“We’re restoring a ’71 B for a customer whose had it since brand new, but the last 10 years it’s sat in a carport with rats living in it. It’s a full restoration; it’s taken us a year to do it.

“We would do three or four full restos a year,” he continues. “We send out the bodywork and paint, but we do all the mechanical, trim, and electricals in-house. But the majority of our work is maintenance and improvements. We do five-speed gearbox conversions, brake upgrades, that kind of stuff.

Read next: MG is back, but will it succeed?

“A lot of our customers keep things totally original, but we have another section that wants a car that’s reliable and fun to drive.
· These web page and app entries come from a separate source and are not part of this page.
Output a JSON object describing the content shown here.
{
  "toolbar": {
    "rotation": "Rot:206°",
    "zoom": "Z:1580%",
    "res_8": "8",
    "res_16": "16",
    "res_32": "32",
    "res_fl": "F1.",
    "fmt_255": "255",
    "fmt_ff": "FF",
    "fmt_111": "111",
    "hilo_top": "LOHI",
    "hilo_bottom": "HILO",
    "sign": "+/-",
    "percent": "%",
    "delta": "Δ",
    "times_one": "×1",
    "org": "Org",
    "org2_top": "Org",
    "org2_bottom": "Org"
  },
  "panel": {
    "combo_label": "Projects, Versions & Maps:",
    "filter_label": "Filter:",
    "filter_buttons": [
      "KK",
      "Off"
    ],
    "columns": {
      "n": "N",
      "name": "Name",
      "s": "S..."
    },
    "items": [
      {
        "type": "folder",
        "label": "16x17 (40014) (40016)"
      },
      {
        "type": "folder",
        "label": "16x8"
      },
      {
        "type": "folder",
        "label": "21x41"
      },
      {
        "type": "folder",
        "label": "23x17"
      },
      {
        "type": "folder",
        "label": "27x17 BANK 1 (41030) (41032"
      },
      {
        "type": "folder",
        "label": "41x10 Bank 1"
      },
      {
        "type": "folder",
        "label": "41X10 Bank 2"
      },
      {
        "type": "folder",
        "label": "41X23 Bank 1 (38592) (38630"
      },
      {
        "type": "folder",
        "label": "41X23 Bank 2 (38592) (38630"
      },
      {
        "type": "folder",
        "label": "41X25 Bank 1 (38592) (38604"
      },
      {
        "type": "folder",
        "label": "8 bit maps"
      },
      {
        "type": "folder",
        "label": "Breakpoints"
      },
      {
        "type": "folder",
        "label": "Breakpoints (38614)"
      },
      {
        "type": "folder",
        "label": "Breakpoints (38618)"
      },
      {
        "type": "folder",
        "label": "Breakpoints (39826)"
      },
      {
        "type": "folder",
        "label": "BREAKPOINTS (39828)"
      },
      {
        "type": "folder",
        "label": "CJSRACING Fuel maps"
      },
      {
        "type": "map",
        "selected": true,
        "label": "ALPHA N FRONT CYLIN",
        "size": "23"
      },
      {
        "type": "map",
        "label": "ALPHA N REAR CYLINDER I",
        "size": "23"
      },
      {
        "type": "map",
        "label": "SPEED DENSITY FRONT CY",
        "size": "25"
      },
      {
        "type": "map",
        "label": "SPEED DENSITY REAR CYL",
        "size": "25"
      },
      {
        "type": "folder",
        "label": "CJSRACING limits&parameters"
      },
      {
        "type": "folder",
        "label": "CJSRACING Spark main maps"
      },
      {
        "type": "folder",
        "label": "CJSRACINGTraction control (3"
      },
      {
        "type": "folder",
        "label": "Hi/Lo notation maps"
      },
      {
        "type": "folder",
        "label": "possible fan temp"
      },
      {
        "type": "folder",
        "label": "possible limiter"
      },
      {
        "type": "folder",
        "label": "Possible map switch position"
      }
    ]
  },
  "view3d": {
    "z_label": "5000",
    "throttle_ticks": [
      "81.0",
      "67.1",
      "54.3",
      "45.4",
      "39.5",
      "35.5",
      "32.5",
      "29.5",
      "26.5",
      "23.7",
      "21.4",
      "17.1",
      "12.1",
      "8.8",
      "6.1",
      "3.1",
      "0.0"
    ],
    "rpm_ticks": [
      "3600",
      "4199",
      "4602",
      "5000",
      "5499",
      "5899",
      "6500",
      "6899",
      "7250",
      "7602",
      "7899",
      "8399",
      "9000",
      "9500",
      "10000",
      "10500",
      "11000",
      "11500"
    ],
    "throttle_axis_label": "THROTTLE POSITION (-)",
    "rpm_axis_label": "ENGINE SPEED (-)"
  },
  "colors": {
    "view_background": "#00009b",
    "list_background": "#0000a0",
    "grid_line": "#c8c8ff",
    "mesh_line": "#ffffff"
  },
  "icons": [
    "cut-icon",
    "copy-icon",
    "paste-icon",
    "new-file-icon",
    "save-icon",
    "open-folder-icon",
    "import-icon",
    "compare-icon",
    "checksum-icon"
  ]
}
They want cars that are better on the road, but with period parts in them so they look right when you open the bonnet.”

Sometimes, old and new worlds collide: Morse is currently building an MGB Mk1 with complete MX-5 running gear.

There’s a lively industry in reproduction MG parts and Peninsula is an agent for one such, Moss Motors, from the US. A few canny businesses in the UK and Australia years ago cornered stashes of genuine BMC spares. “We’re working on a pre-war TA at the moment, and we’ve managed to get everything we need.”

What most concerns Morse is that nobody’s reproducing the likes of him and Caller. “That’s the biggest problem. My youngest mechanic here is 51. It really does make me worry, because there’s no young blokes coming along to learn the older cars and they don’t teach that stuff at tech. You hand them a carburettor or a distributor, they don’t even know what it is.”